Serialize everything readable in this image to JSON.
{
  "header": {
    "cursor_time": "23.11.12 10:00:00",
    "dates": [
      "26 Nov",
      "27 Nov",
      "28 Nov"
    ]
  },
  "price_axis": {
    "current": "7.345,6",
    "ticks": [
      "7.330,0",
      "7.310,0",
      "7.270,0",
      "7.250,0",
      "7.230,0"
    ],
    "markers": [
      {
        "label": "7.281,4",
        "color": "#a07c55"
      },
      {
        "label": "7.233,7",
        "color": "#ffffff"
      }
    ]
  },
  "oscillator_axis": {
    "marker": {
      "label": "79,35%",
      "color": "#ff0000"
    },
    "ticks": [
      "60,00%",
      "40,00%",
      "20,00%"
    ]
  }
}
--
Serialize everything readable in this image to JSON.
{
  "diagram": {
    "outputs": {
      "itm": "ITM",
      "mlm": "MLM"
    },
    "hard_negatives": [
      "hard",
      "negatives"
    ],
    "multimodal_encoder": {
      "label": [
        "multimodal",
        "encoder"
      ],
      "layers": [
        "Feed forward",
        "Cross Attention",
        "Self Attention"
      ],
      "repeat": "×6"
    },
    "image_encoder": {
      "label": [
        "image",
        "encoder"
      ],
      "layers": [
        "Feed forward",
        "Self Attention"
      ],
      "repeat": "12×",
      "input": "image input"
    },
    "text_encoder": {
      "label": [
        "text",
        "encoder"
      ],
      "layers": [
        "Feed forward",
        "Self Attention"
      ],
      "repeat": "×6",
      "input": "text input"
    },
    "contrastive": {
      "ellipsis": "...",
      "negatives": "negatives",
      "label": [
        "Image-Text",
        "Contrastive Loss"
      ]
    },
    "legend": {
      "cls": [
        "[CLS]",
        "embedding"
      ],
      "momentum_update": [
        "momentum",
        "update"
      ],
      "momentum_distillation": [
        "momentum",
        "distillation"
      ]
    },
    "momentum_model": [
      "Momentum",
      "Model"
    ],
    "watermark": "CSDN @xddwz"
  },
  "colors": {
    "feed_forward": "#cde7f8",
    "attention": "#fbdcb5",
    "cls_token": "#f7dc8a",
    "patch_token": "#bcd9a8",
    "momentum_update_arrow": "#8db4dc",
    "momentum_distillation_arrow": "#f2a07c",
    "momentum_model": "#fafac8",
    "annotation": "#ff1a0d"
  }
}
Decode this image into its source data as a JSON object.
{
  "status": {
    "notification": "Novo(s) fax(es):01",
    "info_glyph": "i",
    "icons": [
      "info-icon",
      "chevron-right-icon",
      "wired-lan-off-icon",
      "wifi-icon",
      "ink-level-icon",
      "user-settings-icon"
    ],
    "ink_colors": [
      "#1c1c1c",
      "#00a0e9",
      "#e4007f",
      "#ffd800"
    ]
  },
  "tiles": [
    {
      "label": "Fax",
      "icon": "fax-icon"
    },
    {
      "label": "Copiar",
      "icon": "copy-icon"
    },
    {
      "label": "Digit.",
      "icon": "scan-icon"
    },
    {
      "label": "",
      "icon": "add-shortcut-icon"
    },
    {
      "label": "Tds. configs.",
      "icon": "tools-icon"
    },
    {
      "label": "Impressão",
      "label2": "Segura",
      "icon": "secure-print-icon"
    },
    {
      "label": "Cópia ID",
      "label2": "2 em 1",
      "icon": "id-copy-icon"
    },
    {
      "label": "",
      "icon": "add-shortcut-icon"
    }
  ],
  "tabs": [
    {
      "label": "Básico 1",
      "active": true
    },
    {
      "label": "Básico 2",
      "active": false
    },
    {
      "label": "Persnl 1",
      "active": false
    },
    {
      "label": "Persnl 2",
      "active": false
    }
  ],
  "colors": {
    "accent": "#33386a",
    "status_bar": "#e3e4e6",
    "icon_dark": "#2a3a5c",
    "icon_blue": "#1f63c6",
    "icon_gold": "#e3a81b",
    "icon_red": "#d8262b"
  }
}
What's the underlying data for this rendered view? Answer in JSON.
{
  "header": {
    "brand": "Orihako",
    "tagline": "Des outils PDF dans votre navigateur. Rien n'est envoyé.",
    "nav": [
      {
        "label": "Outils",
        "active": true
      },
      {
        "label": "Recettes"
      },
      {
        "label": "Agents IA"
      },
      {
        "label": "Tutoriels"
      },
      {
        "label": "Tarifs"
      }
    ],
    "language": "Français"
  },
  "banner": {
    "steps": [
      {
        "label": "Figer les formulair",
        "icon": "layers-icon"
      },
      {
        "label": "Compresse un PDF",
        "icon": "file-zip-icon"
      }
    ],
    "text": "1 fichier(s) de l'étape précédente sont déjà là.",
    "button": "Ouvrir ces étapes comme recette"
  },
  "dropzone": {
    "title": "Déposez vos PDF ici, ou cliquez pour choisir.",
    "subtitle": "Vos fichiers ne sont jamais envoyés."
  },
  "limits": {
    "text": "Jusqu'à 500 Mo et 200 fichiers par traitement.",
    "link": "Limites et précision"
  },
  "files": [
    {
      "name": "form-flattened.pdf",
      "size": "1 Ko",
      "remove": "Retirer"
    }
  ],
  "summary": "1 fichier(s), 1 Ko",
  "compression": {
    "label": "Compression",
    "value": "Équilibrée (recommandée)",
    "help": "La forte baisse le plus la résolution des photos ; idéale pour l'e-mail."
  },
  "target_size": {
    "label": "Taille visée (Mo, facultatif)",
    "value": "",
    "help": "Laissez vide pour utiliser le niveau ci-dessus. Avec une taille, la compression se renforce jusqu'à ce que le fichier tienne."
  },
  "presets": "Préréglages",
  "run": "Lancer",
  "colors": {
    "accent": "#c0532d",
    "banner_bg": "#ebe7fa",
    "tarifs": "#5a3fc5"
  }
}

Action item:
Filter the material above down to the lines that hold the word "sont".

Result of the task:
    "text": "1 fichier(s) de l'étape précédente sont déjà là.",
    "subtitle": "Vos fichiers ne sont jamais envoyés."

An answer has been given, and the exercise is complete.